I wrote about both Vance McDonald and Jesse James last week, and since they've yet to play in Week 1 just click here for why they're still worth an add. I'll add more analysis here on Tuesday once they've played. Benjamin Watson's season-ending Achilles tear created a fantasy black hole at the Ravens tight end position ... or so we thought. Dennis Pitta, Joe Flacco's old favorite receiving option, saw four targets on Sunday and played 26 more snaps than the next closest tight end (Crockett Gillmore). Pitta could be a big part of the offense in Week 2 against a Browns defense that gave up 69 yards to the Eagles tight ends. He'll be a streaming option for sure.

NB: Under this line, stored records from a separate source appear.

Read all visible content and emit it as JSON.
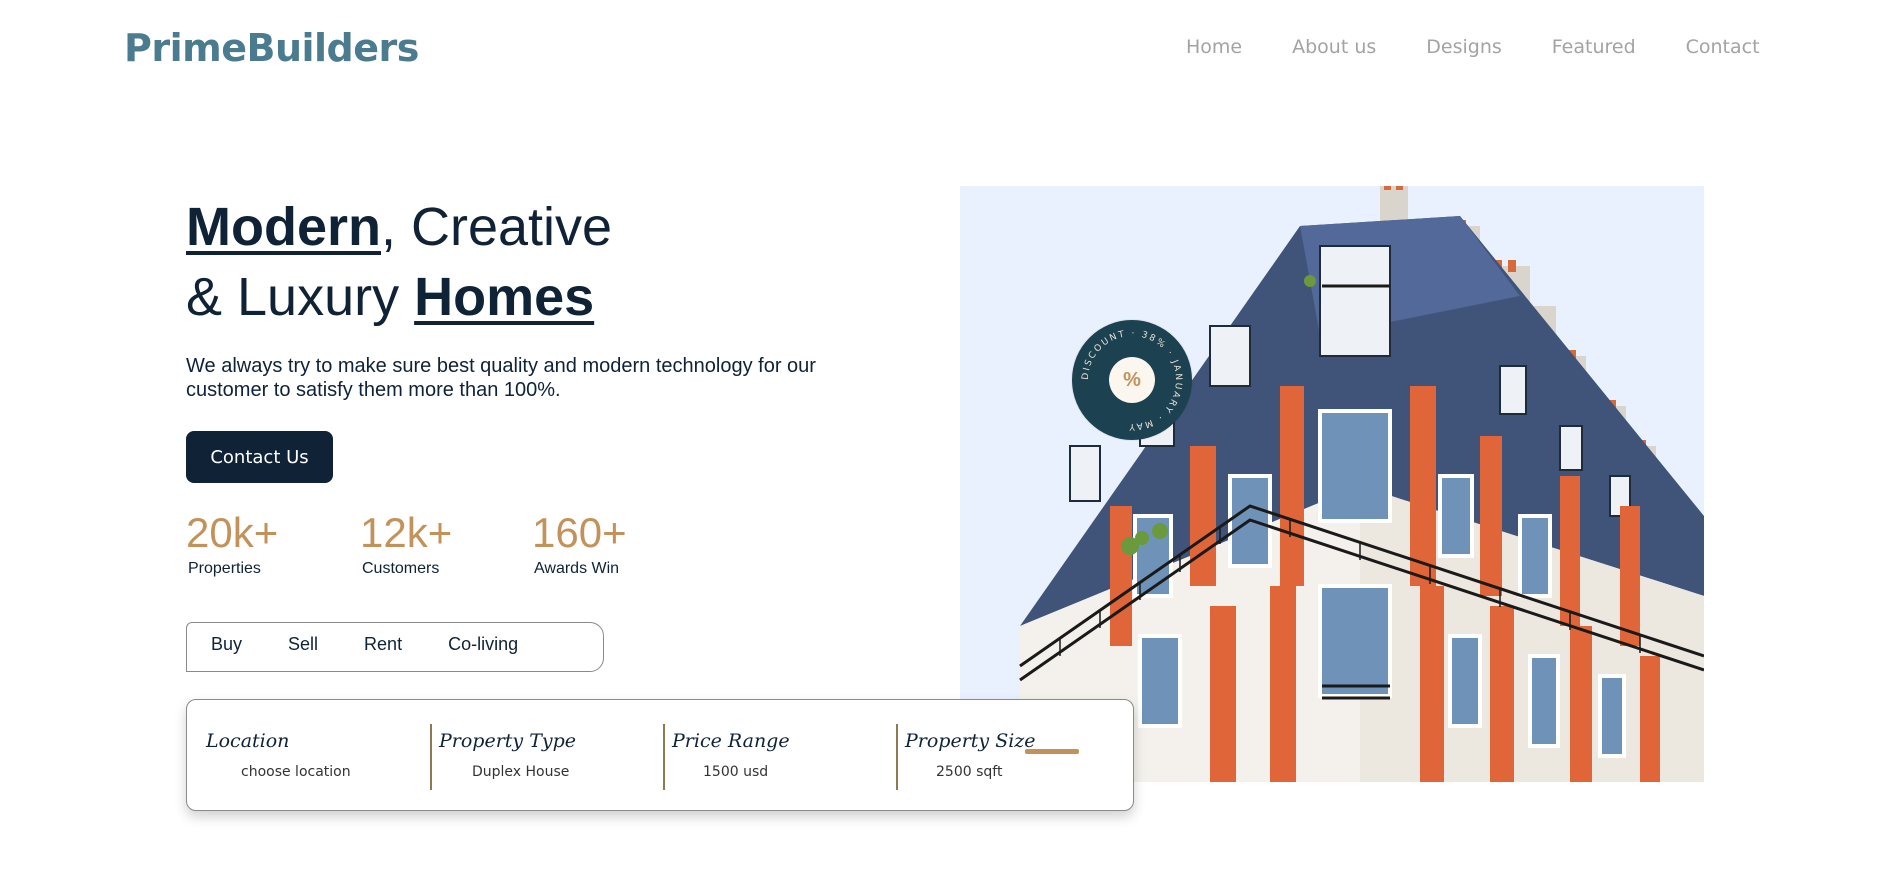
{
  "brand": {
    "name": "PrimeBuilders",
    "color": "#4b7b8f"
  },
  "nav": {
    "items": [
      "Home",
      "About us",
      "Designs",
      "Featured",
      "Contact"
    ]
  },
  "hero": {
    "headline_line1_bold": "Modern",
    "headline_line1_rest": ", Creative",
    "headline_line2_start": "& Luxury ",
    "headline_line2_bold": "Homes",
    "subtext": "We always try to make sure best quality and modern technology for our customer to satisfy them more than 100%.",
    "cta_label": "Contact Us"
  },
  "stats": [
    {
      "value": "20k+",
      "label": "Properties"
    },
    {
      "value": "12k+",
      "label": "Customers"
    },
    {
      "value": "160+",
      "label": "Awards Win"
    }
  ],
  "tabs": [
    "Buy",
    "Sell",
    "Rent",
    "Co-living"
  ],
  "search": {
    "fields": [
      {
        "label": "Location",
        "value": "choose location"
      },
      {
        "label": "Property Type",
        "value": "Duplex House"
      },
      {
        "label": "Price Range",
        "value": "1500 usd"
      },
      {
        "label": "Property Size",
        "value": "2500 sqft"
      }
    ]
  },
  "badge": {
    "ring_text": "DISCOUNT · 38% · JANUARY · MAY",
    "icon": "percent-badge-icon"
  },
  "colors": {
    "dark": "#0f2236",
    "accent": "#c3925a",
    "teal": "#1c4150"
  }
}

Virgil Green won the Broncos tight end battle, and showed up in Week 1, catching four of five targets and just missing a wide open touchdown. It's clear Trevor Siemian trusts Green, and tight ends in Gary Kubiak offenses have been fantasy assets in the past. Green has added appeal as an add this week as he's playing a Colts defense that gave up double-digit fantasy points to Eric Ebron in Week 1. Hunter Henry makes the list simply because we don't know how the target distribution will shake out in San Diego sans Keenan Allen. In Week 1, Henry hauled in just one of two targets for 20 yards off of 42 percent of the team snaps, but his role could increase moving forward. He's worth a speculative add in deeper leagues just in case.